I’ve lived in Phoenix for more than 20 years -- and what I witnessed last Tuesday during Arizona’s presidential primary is unacceptable.  

Election Day should have gone smoothly. In the days leading up to the election, people were excited. But when I went to my polling place on Tuesday, long lines stretched around the building -- and people were visibly angry and frustrated.

I wasn’t alone. According to news reports, voters stood in lines for hours in several locations -- some as long as 5 hours or more. Only 60 polling sites were open in Maricopa County -- the most diverse, populated county in the region with the highest voter turnout in Arizona. Many people were turned away or walked away -- unable to vote. 

Believe it or not, Maricopa County Recorder Helen Purcell -- who has been in charge of elections and making sure every vote counts in the county since 1988 -- immediately defended herself, answering a reporter's question by asserting that voters were to blame:

"Well, the voters for getting in line, maybe us for not having enough voting places."

Last Wednesday, during a county board meeting Purcell changed her tune by taking responsibility. But this is not enough.

Purcell's outrageous decision to close 140 of 200 polling places disenfranchised marginalized communities from the voting process.
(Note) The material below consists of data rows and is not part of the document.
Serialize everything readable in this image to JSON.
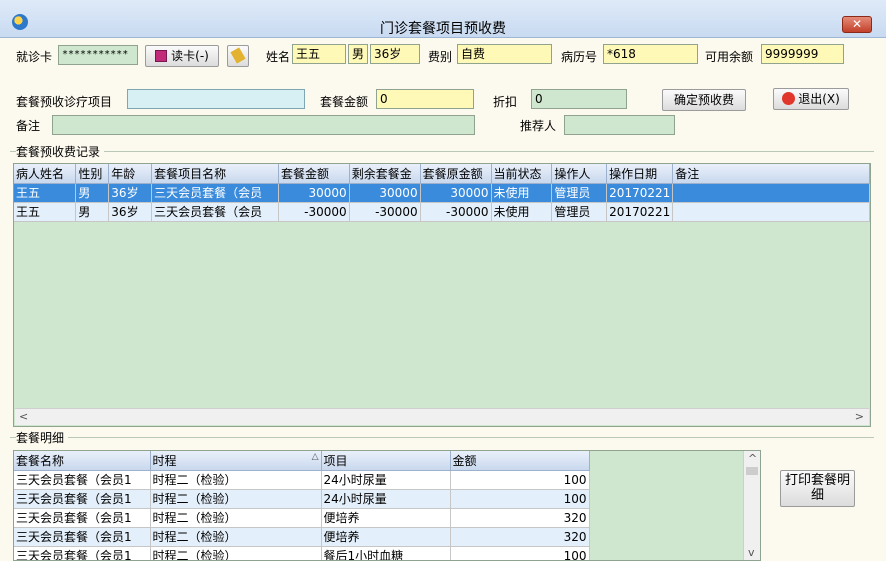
{
  "window": {
    "title": "门诊套餐项目预收费",
    "close_label": "✕"
  },
  "patient": {
    "card_label": "就诊卡",
    "card_value": "***********",
    "read_card_label": "读卡(-)",
    "name_label": "姓名",
    "name_value": "王五",
    "sex_value": "男",
    "age_value": "36岁",
    "fee_type_label": "费别",
    "fee_type_value": "自费",
    "record_no_label": "病历号",
    "record_no_value": "*618",
    "balance_label": "可用余额",
    "balance_value": "9999999"
  },
  "package_form": {
    "item_label": "套餐预收诊疗项目",
    "item_value": "",
    "amount_label": "套餐金额",
    "amount_value": "0",
    "discount_label": "折扣",
    "discount_value": "0",
    "confirm_label": "确定预收费",
    "exit_label": "退出(X)",
    "remark_label": "备注",
    "remark_value": "",
    "referrer_label": "推荐人",
    "referrer_value": ""
  },
  "records": {
    "section_title": "套餐预收费记录",
    "columns": [
      "病人姓名",
      "性别",
      "年龄",
      "套餐项目名称",
      "套餐金额",
      "剩余套餐金",
      "套餐原金额",
      "当前状态",
      "操作人",
      "操作日期",
      "备注"
    ],
    "rows": [
      [
        "王五",
        "男",
        "36岁",
        "三天会员套餐（会员",
        "30000",
        "30000",
        "30000",
        "未使用",
        "管理员",
        "20170221",
        ""
      ],
      [
        "王五",
        "男",
        "36岁",
        "三天会员套餐（会员",
        "-30000",
        "-30000",
        "-30000",
        "未使用",
        "管理员",
        "20170221",
        ""
      ]
    ],
    "selected_row": 0
  },
  "details": {
    "section_title": "套餐明细",
    "columns": [
      "套餐名称",
      "时程",
      "项目",
      "金额"
    ],
    "sort_indicator": "△",
    "rows": [
      [
        "三天会员套餐（会员1",
        "时程二（检验）",
        "24小时尿量",
        "100"
      ],
      [
        "三天会员套餐（会员1",
        "时程二（检验）",
        "24小时尿量",
        "100"
      ],
      [
        "三天会员套餐（会员1",
        "时程二（检验）",
        "便培养",
        "320"
      ],
      [
        "三天会员套餐（会员1",
        "时程二（检验）",
        "便培养",
        "320"
      ],
      [
        "三天会员套餐（会员1",
        "时程二（检验）",
        "餐后1小时血糖",
        "100"
      ]
    ],
    "print_label": "打印套餐明细"
  },
  "colors": {
    "selection": "#3a8bdc",
    "grid_background": "#cfe7cf",
    "yellow_field": "#fff9b8",
    "window_background": "#fcf9ee"
  }
}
For voters who were able to travel long distances to one of these polling places, many were turned away.

For decades, Arizona has been at the forefront of voter suppression -- disenfranchising Black and Latino communities.  During last Tuesday's primary, it happened again, as some areas largely populated by residents of color had only one polling place or no polling place at all. As Ari Berman in The Nation wrote:
"Election officials said they reduced the number of polling sites to save money -- an ill-conceived decision that severely inconvenienced hundreds of thousands of voters. Previously, Maricopa County would have needed to receive federal approval for reducing the number of polling sites, because Arizona was one of sixteen states where jurisdictions with a long history of discrimination had to submit their voting changes under Section 5 of the Voting Rights Act."

"This type of change would very likely have been blocked since minorities comprise 40 percent of Maricopa County’s population and reducing the number of polling places would have left minority voters worse off… But after the Supreme Court gutted the [Voting Rights Act] in 2013, Arizona could make election changes without federal oversight."

"The long lines in Maricopa County last night were the latest example of the disastrous consequences of that [Supreme Court] decision."

Many Republican officials, charged with the responsibility of election oversight, continually work to restrict access to voting by closing polls, misinforming voters, and enacting Voter ID laws -- creating frustration, fear, and vulnerability for many continually work to restrict access to voting by closing polls, misinforming voters, and enacting Voter ID laws -- creating frustration, fear, and vulnerability for many communities.


If you follow soccer, you know two big things happened recently: One, our U.S. Women’s National Team stormed to a 7-0 victory here in Connecticut. Two, we learned that despite this triumph, the incredible women on that team are paid just a fraction of what’s paid to members of the men’s team.

Unfortunately they are not alone: On average, American women earn just 79 cents for every dollar men are paid for completing the exact same work.  I need you to join me and send an unequivocal message: Whether on a soccer field or an oil field, in a corner office or a corner store, every person deserves to be paid equally for completing equal work.

Will you join me.. in demanding Congress take action to right this wrong?

When extremists in Congress block efforts to reduce wage disparities, they tell women in Connecticut and across the country: Your work may be just as good, but you are worth less than men. We marked Equal Pay Day this week, and we must be 100% clear: Women are notless than, and inequality is not an American value. This is not a complicated issue, and it should not be a debate.

I’ve fought to end discrimination like this my whole career, and I won’t stop now.

Thank you.


Obama, Barack Obama, President, Man, President Obama

David --

On Wednesday night I gave my final speech to a Democratic convention as president. I’m grateful I got to spend it talking about why Hillary is the right person to succeed me in the White House. She is going to be an exceptional leader because she is an exceptional person.

David, Hillary has my trust because I know her, and I know her heart. 

My respect for Hillary has been reaffirmed time and time again by those who have known her for decades.

In 2012, we traveled to Burma together and met people she remembered from the time she was First Lady nearly twenty years before -- and they hadn’t forgotten her, either. A year later, when we flew to South Africa in 2013 to pay our respects at Nelson Mandela’s funeral, I could see in the eyes of his 
family how much she had meant to him.

Hillary commands any room she enters because her wisdom, her patience, and her generosity of spirit are impossible to deny. I counted on her advice on everything from foreign policy to how to raise my daughters in the White House. She treats everyone she encounters with decency and dignity, whether the cameras are on or off.

I am proud to see Hillary become our party’s nominee, and I can’t wait to see her win this election and become our 45th President.